Noonan rules out second bailout


Minister for Finance Michael Noonan said he is hopeful the State will be back in the bond markets "in some small way" by end of 2012 despite an apparent suggestion to the contrary by Minister for Transport Leo Varadkar.

Speaking at a meeting of the Mid West Society of Chartered Accountants in Limerick today, Mr Noonan said categorically there will be “absolutely” no second bailout for Ireland next year.

He said the Government would continue to act in accordance with the advice from the National Treasury Management Agency. Mr Noonan was reacting to comments made by Mr Varadkar, who speculated the State may need a second bailout next year.

Mr Varadkar also said over the weekend he believed it was unlikely Ireland would be back in the bond markets next year.

During a briefing to reporters in recent weeks, Mr Varadkar said when planning departmental spending for 2012 that he operated under the assumption it was unlikely the State could go back to the international markets next year.

However, his spokesman yesterday insisted Mr Varadkar had been speaking about a “hypothetical” situation in response to a query about available funding for transport projects.

Mr Noonan said today the main issue Mr Varadkar raised was whether Ireland would be going back into the money markets or not next year. He noted the EU-IMF the programme is due to run until the start of 2014.

"There is sufficient money in the programme to meet all eventualities so categorically there will be absolutely no bailout next year in Ireland,” Mr Noonan said.

"The programme has its schedule that we would be going back in a tentative way, into the markets, at the end of 2012," he said. "We are hopeful that we will be in the markets in a small way by the end of 2012, but obviously the main funding for Ireland will be coming from the IMF and the European Union until the end of 2013.

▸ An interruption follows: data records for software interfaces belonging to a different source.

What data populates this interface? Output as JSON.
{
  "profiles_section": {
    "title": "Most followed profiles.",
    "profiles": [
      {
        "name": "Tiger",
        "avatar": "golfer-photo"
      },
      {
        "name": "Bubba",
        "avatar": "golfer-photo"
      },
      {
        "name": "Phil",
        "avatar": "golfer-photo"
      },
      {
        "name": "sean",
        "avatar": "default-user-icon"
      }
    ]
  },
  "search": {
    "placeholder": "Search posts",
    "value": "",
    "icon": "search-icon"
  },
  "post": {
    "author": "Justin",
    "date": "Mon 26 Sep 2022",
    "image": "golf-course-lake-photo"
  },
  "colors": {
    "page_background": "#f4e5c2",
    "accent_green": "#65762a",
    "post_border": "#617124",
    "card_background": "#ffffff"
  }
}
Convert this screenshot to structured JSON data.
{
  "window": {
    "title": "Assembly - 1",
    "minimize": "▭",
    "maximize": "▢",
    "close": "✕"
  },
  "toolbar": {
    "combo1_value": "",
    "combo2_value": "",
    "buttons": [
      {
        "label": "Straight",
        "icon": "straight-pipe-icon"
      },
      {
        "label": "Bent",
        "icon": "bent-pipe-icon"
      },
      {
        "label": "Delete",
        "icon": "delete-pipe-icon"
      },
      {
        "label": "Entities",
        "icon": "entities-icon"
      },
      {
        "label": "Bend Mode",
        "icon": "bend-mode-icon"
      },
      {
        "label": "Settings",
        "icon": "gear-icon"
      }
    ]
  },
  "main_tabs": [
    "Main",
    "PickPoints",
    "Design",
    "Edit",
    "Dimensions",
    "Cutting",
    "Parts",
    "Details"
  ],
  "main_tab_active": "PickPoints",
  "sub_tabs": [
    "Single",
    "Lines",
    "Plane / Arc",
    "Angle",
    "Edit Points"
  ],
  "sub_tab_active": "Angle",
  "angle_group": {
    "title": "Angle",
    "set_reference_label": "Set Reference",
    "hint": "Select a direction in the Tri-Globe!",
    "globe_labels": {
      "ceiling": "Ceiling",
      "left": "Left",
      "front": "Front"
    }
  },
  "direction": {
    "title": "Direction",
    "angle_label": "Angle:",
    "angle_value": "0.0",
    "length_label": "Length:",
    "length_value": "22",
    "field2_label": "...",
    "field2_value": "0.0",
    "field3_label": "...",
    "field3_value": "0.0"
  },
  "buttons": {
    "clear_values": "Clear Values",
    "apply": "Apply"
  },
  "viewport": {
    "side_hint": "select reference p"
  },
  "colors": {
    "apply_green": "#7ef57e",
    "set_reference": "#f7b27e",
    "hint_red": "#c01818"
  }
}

“The advice on that will come from the NTMA depending on circumstances and that is still the Government’s policy to get back into the markets in 2012. There is stuff happening every week, and we will have a better idea of how Europe is shaping to deal overall with the crisis after they resolve the Greek situation on June 23rd at their meeting in Luxembourg,” Mr Noonan said.

The Minister said he did not think his Government colleague should be reprimanded for his remarks, which he said were “reasonable” in the context of seeking funding for infrastructural projects.

“I think what he said was reasonable in that in his department if you’re looking for public private partnerships to put in transport infrastructure, that it would be hard to get private sector money when Ireland is not in the markets. I think that’s a reasonable position, and I think that’s the point he was trying to make rather than talking about the bailout in general,” he said.

But Fianna Fáil’s Michael McGrath insisted this morning it was “crystal clear” that Mr Varadkar was expressing the view that he did not believe Ireland would not be returning to the bond market next year and that a second bailout deal would be required. “That represents a very fundamental shift in policy if it does, indeed, represent the Government view,” he told RTÉ radio.

Mr McGrath, who is his party’s spokesman on public spending and financial reform, said Mr Varadkar’s intervention was unhelpful and would lead to “further confusion”.

Central Bank governor Patrick Honohan said today the country must stick with the EU-IMF deal if it is to return to the markets. But he would not be drawn on whether Mr Varadkar’s comments were damaging for the country.

“It’s always very hard to tell how statements will be interpreted,” he told reporters at the launch of the Central Bank’s annual report. “I think the nervous international environment is undoubtedly affecting confidence about Ireland and other countries that have stressed financial situations. There’s no doubt about that.”

Tánaiste and Minister for Foreign Affairs Eamon Gilmore yesterday said the Government was going to honour the terms of the agreement struck between the previous administration and the EU, ECB and IMF. “We are not going to unilaterally default on that agreement. We are going to honour our commitments,” he told RTÉ Radio One’s This Week programme.